“One of the interesting things about being with CCA is he connected immediately with his math teacher,” Tabatha said about Skyler. “It’s something we never experienced with him with any other teacher in public school.”

Tabatha and Jim said they don’t have concerns about their children not socializing enough at cyber school. Skyler and Isabella are involved in Boy Scouts and Girl Scouts. They also are very involved in their church. 

Isabella loves musicals, and they attended one as part of a field trip at CCA. The Malliards also love that their kids get to meet students from other parts of the state that they never would have met. 

The Malliards try to use routine daily activities as learning opportunities for their kids. They held math class one day in a grocery store while shopping. Jim taught his kids about unit prices for grocery items. 

‘The right choice for us’

CCA also has helped their son grow socially, which Tabatha said is important for a kid on the autism spectrum. 

“People that we know have come up to us and said, ‘Skyler is really different. He said hello to me.’ Up until that point, Skyler wasn’t talking to people. He started doing that, and that was a big thing for us,” Tabatha said. 

Tabatha and Jim said they have seen tremendous growth and positive changes in their kids since they enrolled at CCA. They said the communication with teachers is amazing and the staff works with parents on educating their children.

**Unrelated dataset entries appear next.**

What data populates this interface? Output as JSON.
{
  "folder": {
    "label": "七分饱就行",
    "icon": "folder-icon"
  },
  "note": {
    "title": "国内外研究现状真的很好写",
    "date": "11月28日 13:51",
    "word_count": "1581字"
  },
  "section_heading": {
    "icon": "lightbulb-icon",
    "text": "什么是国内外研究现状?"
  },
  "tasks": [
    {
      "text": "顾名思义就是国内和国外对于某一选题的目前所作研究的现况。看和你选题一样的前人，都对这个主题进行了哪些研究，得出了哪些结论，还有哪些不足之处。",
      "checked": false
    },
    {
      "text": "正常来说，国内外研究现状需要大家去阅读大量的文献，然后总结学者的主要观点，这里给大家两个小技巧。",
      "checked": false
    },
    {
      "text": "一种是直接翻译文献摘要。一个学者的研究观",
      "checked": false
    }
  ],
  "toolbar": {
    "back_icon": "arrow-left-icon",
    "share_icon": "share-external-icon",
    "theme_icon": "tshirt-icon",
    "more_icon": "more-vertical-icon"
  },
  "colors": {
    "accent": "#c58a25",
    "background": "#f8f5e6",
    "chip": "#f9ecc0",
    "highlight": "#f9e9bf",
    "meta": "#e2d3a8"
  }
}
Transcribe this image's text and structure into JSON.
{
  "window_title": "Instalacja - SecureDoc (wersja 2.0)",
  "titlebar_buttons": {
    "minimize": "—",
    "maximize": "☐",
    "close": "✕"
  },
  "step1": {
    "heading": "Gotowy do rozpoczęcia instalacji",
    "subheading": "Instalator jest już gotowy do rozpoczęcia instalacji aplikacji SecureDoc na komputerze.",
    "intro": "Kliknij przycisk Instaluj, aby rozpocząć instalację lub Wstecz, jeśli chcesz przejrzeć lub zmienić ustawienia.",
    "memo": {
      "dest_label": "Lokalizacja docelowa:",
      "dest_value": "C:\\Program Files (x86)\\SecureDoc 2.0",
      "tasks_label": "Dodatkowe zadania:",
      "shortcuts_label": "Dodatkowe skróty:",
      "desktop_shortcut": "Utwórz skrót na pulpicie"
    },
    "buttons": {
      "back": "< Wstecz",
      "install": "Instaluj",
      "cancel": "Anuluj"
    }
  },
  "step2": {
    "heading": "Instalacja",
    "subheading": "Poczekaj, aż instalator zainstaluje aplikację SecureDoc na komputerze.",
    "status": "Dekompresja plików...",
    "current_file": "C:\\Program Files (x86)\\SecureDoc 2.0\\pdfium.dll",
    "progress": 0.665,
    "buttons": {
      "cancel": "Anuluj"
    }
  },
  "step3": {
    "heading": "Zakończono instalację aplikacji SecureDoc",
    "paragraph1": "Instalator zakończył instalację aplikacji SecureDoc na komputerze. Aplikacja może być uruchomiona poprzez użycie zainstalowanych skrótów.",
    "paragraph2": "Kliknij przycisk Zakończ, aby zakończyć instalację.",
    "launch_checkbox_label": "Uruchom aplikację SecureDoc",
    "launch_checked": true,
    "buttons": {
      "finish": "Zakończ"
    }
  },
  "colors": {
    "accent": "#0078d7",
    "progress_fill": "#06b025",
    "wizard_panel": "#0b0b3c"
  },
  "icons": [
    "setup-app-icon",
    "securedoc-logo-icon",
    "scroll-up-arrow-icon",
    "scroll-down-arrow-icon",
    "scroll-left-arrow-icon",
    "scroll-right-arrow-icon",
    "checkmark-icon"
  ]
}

“There’s been so much this year that has proven this is the right choice for us,” Tabatha said.

Jim said he enjoys seeing what his kids are learning and watching them grow academically. 

“It has put us more directly into the day-to-day operation of the children’s education,” Jim said. “Because they are there in the home, you can get the real-time reaction. When they get excited about it, you can get excited about what they’re learning as well.”

Tabatha said she enjoys sitting down with Isabella to help her catch up on schoolwork.

“This would never have been something we could do before,” Tabatha said. “We wouldn’t have been this involved to help her understand it. I feel like I’m actually involved in her education. I helped her reach her potential.”

Tabatha and Jim want parents to understand that they don’t have to act as teachers in cyber school. CCA provides support and resources for families to succeed.

“There’s actual teachers to guide and support the students,” Tabatha said. “They go to classes. They can watch recorded lessons. The lessons are modified to meet them where they are. Teachers can modify a lesson to their ability. As a learning coach, I like that there’s still that aspect of a traditional teacher to help and support the kids with their education.”

Tabatha said she likes that CCA can adapt to the needs of both her kids. Skyler doesn’t like to be on camera. Isabella loves to be on camera. 

“CCA doesn’t force the kids to participate in a way that’s not comfortable for them,” she said. “Now that we’ve been with CCA, I’m really thankful that we switched. It’s a community that’s working together. It’s not just a school to us.”

Like many girls her age, Isabella has many dreams and aspirations. She wants to be a vet, a doctor, a singer, a dancer and a writer. Tabatha loves that her children are learning in a safe place and aren’t afraid to dream big.

“I want them to succeed and be happy,” Tabatha said. “I don’t want them to go into the world thinking it’s a scary place. No matter what, there’s always a place for them. I want them to choose their career path. CCA helps them understand that and figure it out.”

“The biggest thing is just having them be more confident in themselves,” Jim said. “When they’re thriving, it makes us feel proud of what we’ve built into them.”


High School Learner